Your task: What you should write out is every line from the one containing "Transcribe this image's" to the end of the data, exactly and with nothing else.

Data:
+ + +

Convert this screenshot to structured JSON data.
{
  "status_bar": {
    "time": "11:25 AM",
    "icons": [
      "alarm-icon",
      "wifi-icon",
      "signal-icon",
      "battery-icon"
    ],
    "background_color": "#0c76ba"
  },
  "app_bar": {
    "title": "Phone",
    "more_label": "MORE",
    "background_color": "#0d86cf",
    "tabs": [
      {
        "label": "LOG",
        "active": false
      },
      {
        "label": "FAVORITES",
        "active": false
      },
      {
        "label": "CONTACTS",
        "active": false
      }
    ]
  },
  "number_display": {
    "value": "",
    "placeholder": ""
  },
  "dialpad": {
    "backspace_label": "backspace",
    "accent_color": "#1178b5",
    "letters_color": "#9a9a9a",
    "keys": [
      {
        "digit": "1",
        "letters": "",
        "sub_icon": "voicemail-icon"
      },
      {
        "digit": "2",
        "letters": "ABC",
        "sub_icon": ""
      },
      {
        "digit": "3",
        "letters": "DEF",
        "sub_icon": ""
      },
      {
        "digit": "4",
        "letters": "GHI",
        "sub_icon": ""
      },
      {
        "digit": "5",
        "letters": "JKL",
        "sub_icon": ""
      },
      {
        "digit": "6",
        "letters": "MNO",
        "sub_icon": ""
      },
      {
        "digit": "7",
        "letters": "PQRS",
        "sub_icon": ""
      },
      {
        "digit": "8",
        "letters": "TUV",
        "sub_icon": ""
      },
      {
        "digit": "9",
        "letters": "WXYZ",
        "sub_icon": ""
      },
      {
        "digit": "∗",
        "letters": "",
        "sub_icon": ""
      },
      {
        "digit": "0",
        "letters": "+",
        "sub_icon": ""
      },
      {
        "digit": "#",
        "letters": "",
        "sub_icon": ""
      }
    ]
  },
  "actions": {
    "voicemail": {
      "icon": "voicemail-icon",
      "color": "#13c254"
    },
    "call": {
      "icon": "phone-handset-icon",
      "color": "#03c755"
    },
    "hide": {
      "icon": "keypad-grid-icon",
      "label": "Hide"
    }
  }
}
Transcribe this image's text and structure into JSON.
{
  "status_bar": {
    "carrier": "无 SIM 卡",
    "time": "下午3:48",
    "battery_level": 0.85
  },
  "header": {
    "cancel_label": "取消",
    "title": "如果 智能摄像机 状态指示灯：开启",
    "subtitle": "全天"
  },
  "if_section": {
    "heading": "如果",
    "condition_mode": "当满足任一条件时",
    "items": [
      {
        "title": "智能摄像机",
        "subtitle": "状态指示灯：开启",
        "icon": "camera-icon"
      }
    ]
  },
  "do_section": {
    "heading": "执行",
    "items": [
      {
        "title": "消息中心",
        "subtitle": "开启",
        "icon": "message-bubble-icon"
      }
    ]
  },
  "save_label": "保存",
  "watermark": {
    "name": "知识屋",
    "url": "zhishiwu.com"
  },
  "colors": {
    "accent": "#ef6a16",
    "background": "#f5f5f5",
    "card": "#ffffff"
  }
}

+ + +

Written reply:
Transcribe this image's text and structure into JSON.
{
  "status_bar": {
    "carrier": "无 SIM 卡",
    "time": "下午3:48",
    "battery_level": 0.85
  },
  "header": {
    "cancel_label": "取消",
    "title": "如果 智能摄像机 状态指示灯：开启",
    "subtitle": "全天"
  },
  "if_section": {
    "heading": "如果",
    "condition_mode": "当满足任一条件时",
    "items": [
      {
        "title": "智能摄像机",
        "subtitle": "状态指示灯：开启",
        "icon": "camera-icon"
      }
    ]
  },
  "do_section": {
    "heading": "执行",
    "items": [
      {
        "title": "消息中心",
        "subtitle": "开启",
        "icon": "message-bubble-icon"
      }
    ]
  },
  "save_label": "保存",
  "watermark": {
    "name": "知识屋",
    "url": "zhishiwu.com"
  },
  "colors": {
    "accent": "#ef6a16",
    "background": "#f5f5f5",
    "card": "#ffffff"
  }
}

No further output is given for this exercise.